Materials provided:
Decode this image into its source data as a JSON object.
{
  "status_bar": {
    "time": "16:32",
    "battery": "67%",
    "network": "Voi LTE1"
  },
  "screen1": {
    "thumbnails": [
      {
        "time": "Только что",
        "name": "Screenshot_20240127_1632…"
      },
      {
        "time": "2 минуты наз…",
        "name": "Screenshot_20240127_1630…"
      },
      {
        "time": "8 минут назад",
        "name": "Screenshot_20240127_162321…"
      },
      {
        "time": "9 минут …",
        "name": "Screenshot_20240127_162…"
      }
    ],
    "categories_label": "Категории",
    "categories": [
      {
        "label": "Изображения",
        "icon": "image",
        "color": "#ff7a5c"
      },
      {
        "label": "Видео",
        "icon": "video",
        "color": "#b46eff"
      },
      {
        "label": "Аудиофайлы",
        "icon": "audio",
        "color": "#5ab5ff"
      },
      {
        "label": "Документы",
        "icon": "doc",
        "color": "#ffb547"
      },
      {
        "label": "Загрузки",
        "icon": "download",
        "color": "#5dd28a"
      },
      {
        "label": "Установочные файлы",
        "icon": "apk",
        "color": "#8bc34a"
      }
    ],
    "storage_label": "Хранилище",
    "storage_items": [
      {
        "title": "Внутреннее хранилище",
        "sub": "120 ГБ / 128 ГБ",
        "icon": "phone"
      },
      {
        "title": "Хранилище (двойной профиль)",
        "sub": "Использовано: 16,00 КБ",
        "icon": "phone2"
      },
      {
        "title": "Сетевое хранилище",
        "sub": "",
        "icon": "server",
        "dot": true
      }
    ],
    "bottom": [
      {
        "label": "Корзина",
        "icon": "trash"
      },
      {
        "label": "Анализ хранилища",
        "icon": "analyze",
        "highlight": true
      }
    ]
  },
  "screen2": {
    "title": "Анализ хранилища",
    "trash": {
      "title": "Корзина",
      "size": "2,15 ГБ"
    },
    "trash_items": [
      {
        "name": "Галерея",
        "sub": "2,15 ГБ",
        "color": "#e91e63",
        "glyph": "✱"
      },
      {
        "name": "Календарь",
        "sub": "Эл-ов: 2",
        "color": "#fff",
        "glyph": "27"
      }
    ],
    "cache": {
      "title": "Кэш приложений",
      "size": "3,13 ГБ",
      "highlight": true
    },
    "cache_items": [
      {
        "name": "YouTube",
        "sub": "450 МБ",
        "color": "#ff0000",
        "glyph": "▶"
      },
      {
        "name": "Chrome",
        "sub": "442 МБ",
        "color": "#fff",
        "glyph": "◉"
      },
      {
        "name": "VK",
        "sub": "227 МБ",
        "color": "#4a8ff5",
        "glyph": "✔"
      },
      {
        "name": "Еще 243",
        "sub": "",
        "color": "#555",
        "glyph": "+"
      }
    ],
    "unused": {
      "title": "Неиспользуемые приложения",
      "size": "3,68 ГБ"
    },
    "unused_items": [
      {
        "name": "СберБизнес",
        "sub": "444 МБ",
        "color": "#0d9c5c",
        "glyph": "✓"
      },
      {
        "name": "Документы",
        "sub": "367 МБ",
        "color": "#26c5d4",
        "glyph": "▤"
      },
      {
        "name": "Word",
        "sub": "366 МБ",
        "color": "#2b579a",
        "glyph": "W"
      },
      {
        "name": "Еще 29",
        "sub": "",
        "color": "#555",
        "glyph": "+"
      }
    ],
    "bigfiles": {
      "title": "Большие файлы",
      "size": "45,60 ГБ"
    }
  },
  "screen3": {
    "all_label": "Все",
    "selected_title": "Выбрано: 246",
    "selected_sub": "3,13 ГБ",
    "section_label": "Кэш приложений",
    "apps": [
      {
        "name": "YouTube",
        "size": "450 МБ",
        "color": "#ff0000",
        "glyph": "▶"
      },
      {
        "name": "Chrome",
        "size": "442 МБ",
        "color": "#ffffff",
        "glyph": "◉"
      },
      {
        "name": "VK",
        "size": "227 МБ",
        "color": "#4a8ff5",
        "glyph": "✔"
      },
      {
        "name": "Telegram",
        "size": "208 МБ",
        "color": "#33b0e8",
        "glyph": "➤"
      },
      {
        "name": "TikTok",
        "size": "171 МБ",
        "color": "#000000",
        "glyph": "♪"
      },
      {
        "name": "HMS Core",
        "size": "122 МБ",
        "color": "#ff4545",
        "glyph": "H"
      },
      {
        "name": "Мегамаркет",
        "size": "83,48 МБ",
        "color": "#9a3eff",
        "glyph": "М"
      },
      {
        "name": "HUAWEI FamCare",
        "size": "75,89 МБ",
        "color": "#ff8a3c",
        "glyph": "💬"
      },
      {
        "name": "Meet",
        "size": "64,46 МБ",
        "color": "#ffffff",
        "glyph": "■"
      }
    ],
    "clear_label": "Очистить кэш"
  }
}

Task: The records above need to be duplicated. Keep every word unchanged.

Reply:
Decode this image into its source data as a JSON object.
{
  "status_bar": {
    "time": "16:32",
    "battery": "67%",
    "network": "Voi LTE1"
  },
  "screen1": {
    "thumbnails": [
      {
        "time": "Только что",
        "name": "Screenshot_20240127_1632…"
      },
      {
        "time": "2 минуты наз…",
        "name": "Screenshot_20240127_1630…"
      },
      {
        "time": "8 минут назад",
        "name": "Screenshot_20240127_162321…"
      },
      {
        "time": "9 минут …",
        "name": "Screenshot_20240127_162…"
      }
    ],
    "categories_label": "Категории",
    "categories": [
      {
        "label": "Изображения",
        "icon": "image",
        "color": "#ff7a5c"
      },
      {
        "label": "Видео",
        "icon": "video",
        "color": "#b46eff"
      },
      {
        "label": "Аудиофайлы",
        "icon": "audio",
        "color": "#5ab5ff"
      },
      {
        "label": "Документы",
        "icon": "doc",
        "color": "#ffb547"
      },
      {
        "label": "Загрузки",
        "icon": "download",
        "color": "#5dd28a"
      },
      {
        "label": "Установочные файлы",
        "icon": "apk",
        "color": "#8bc34a"
      }
    ],
    "storage_label": "Хранилище",
    "storage_items": [
      {
        "title": "Внутреннее хранилище",
        "sub": "120 ГБ / 128 ГБ",
        "icon": "phone"
      },
      {
        "title": "Хранилище (двойной профиль)",
        "sub": "Использовано: 16,00 КБ",
        "icon": "phone2"
      },
      {
        "title": "Сетевое хранилище",
        "sub": "",
        "icon": "server",
        "dot": true
      }
    ],
    "bottom": [
      {
        "label": "Корзина",
        "icon": "trash"
      },
      {
        "label": "Анализ хранилища",
        "icon": "analyze",
        "highlight": true
      }
    ]
  },
  "screen2": {
    "title": "Анализ хранилища",
    "trash": {
      "title": "Корзина",
      "size": "2,15 ГБ"
    },
    "trash_items": [
      {
        "name": "Галерея",
        "sub": "2,15 ГБ",
        "color": "#e91e63",
        "glyph": "✱"
      },
      {
        "name": "Календарь",
        "sub": "Эл-ов: 2",
        "color": "#fff",
        "glyph": "27"
      }
    ],
    "cache": {
      "title": "Кэш приложений",
      "size": "3,13 ГБ",
      "highlight": true
    },
    "cache_items": [
      {
        "name": "YouTube",
        "sub": "450 МБ",
        "color": "#ff0000",
        "glyph": "▶"
      },
      {
        "name": "Chrome",
        "sub": "442 МБ",
        "color": "#fff",
        "glyph": "◉"
      },
      {
        "name": "VK",
        "sub": "227 МБ",
        "color": "#4a8ff5",
        "glyph": "✔"
      },
      {
        "name": "Еще 243",
        "sub": "",
        "color": "#555",
        "glyph": "+"
      }
    ],
    "unused": {
      "title": "Неиспользуемые приложения",
      "size": "3,68 ГБ"
    },
    "unused_items": [
      {
        "name": "СберБизнес",
        "sub": "444 МБ",
        "color": "#0d9c5c",
        "glyph": "✓"
      },
      {
        "name": "Документы",
        "sub": "367 МБ",
        "color": "#26c5d4",
        "glyph": "▤"
      },
      {
        "name": "Word",
        "sub": "366 МБ",
        "color": "#2b579a",
        "glyph": "W"
      },
      {
        "name": "Еще 29",
        "sub": "",
        "color": "#555",
        "glyph": "+"
      }
    ],
    "bigfiles": {
      "title": "Большие файлы",
      "size": "45,60 ГБ"
    }
  },
  "screen3": {
    "all_label": "Все",
    "selected_title": "Выбрано: 246",
    "selected_sub": "3,13 ГБ",
    "section_label": "Кэш приложений",
    "apps": [
      {
        "name": "YouTube",
        "size": "450 МБ",
        "color": "#ff0000",
        "glyph": "▶"
      },
      {
        "name": "Chrome",
        "size": "442 МБ",
        "color": "#ffffff",
        "glyph": "◉"
      },
      {
        "name": "VK",
        "size": "227 МБ",
        "color": "#4a8ff5",
        "glyph": "✔"
      },
      {
        "name": "Telegram",
        "size": "208 МБ",
        "color": "#33b0e8",
        "glyph": "➤"
      },
      {
        "name": "TikTok",
        "size": "171 МБ",
        "color": "#000000",
        "glyph": "♪"
      },
      {
        "name": "HMS Core",
        "size": "122 МБ",
        "color": "#ff4545",
        "glyph": "H"
      },
      {
        "name": "Мегамаркет",
        "size": "83,48 МБ",
        "color": "#9a3eff",
        "glyph": "М"
      },
      {
        "name": "HUAWEI FamCare",
        "size": "75,89 МБ",
        "color": "#ff8a3c",
        "glyph": "💬"
      },
      {
        "name": "Meet",
        "size": "64,46 МБ",
        "color": "#ffffff",
        "glyph": "■"
      }
    ],
    "clear_label": "Очистить кэш"
  }
}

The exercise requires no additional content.